» **Extracted records**:
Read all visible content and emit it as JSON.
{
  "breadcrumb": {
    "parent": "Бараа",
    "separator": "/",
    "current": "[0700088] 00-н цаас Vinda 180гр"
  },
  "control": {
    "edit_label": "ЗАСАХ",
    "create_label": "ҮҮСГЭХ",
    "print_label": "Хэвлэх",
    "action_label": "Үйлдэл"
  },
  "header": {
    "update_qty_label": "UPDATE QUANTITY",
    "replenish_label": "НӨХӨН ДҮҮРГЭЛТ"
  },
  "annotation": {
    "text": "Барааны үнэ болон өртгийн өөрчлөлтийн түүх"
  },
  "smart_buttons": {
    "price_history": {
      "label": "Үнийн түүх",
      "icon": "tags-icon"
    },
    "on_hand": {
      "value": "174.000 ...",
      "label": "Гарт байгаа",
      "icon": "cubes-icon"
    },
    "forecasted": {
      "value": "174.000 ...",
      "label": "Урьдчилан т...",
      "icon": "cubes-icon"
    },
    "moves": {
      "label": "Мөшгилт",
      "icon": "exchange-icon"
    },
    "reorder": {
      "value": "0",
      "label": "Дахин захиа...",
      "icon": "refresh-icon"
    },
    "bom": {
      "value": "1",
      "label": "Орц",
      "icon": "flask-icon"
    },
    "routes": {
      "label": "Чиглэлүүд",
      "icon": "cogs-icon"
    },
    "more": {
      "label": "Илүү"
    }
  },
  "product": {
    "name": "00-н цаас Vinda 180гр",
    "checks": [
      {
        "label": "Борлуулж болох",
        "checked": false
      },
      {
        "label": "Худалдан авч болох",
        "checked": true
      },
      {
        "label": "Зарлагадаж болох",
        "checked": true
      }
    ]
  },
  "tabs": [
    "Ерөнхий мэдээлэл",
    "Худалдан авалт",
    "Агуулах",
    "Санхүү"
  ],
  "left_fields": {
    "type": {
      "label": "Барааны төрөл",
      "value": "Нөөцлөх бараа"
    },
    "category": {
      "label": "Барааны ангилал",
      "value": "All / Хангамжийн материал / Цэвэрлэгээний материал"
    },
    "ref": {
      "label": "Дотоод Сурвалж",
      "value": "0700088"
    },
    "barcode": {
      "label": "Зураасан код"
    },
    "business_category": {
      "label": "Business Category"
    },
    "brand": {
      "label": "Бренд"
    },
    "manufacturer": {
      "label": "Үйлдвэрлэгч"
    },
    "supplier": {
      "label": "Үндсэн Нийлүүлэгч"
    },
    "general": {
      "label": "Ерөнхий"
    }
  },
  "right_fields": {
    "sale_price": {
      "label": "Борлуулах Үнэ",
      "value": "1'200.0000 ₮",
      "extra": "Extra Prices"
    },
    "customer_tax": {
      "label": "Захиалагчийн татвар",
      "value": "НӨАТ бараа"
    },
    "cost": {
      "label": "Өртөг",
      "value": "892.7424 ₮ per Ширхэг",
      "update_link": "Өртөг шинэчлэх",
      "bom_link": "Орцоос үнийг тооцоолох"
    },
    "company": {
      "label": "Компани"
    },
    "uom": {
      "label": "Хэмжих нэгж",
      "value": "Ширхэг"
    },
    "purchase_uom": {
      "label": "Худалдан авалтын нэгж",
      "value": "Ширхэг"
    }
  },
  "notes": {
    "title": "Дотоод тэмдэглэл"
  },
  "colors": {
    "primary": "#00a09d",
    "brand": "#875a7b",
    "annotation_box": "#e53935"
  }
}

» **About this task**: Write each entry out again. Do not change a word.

» **Answer box**:
Read all visible content and emit it as JSON.
{
  "breadcrumb": {
    "parent": "Бараа",
    "separator": "/",
    "current": "[0700088] 00-н цаас Vinda 180гр"
  },
  "control": {
    "edit_label": "ЗАСАХ",
    "create_label": "ҮҮСГЭХ",
    "print_label": "Хэвлэх",
    "action_label": "Үйлдэл"
  },
  "header": {
    "update_qty_label": "UPDATE QUANTITY",
    "replenish_label": "НӨХӨН ДҮҮРГЭЛТ"
  },
  "annotation": {
    "text": "Барааны үнэ болон өртгийн өөрчлөлтийн түүх"
  },
  "smart_buttons": {
    "price_history": {
      "label": "Үнийн түүх",
      "icon": "tags-icon"
    },
    "on_hand": {
      "value": "174.000 ...",
      "label": "Гарт байгаа",
      "icon": "cubes-icon"
    },
    "forecasted": {
      "value": "174.000 ...",
      "label": "Урьдчилан т...",
      "icon": "cubes-icon"
    },
    "moves": {
      "label": "Мөшгилт",
      "icon": "exchange-icon"
    },
    "reorder": {
      "value": "0",
      "label": "Дахин захиа...",
      "icon": "refresh-icon"
    },
    "bom": {
      "value": "1",
      "label": "Орц",
      "icon": "flask-icon"
    },
    "routes": {
      "label": "Чиглэлүүд",
      "icon": "cogs-icon"
    },
    "more": {
      "label": "Илүү"
    }
  },
  "product": {
    "name": "00-н цаас Vinda 180гр",
    "checks": [
      {
        "label": "Борлуулж болох",
        "checked": false
      },
      {
        "label": "Худалдан авч болох",
        "checked": true
      },
      {
        "label": "Зарлагадаж болох",
        "checked": true
      }
    ]
  },
  "tabs": [
    "Ерөнхий мэдээлэл",
    "Худалдан авалт",
    "Агуулах",
    "Санхүү"
  ],
  "left_fields": {
    "type": {
      "label": "Барааны төрөл",
      "value": "Нөөцлөх бараа"
    },
    "category": {
      "label": "Барааны ангилал",
      "value": "All / Хангамжийн материал / Цэвэрлэгээний материал"
    },
    "ref": {
      "label": "Дотоод Сурвалж",
      "value": "0700088"
    },
    "barcode": {
      "label": "Зураасан код"
    },
    "business_category": {
      "label": "Business Category"
    },
    "brand": {
      "label": "Бренд"
    },
    "manufacturer": {
      "label": "Үйлдвэрлэгч"
    },
    "supplier": {
      "label": "Үндсэн Нийлүүлэгч"
    },
    "general": {
      "label": "Ерөнхий"
    }
  },
  "right_fields": {
    "sale_price": {
      "label": "Борлуулах Үнэ",
      "value": "1'200.0000 ₮",
      "extra": "Extra Prices"
    },
    "customer_tax": {
      "label": "Захиалагчийн татвар",
      "value": "НӨАТ бараа"
    },
    "cost": {
      "label": "Өртөг",
      "value": "892.7424 ₮ per Ширхэг",
      "update_link": "Өртөг шинэчлэх",
      "bom_link": "Орцоос үнийг тооцоолох"
    },
    "company": {
      "label": "Компани"
    },
    "uom": {
      "label": "Хэмжих нэгж",
      "value": "Ширхэг"
    },
    "purchase_uom": {
      "label": "Худалдан авалтын нэгж",
      "value": "Ширхэг"
    }
  },
  "notes": {
    "title": "Дотоод тэмдэглэл"
  },
  "colors": {
    "primary": "#00a09d",
    "brand": "#875a7b",
    "annotation_box": "#e53935"
  }
}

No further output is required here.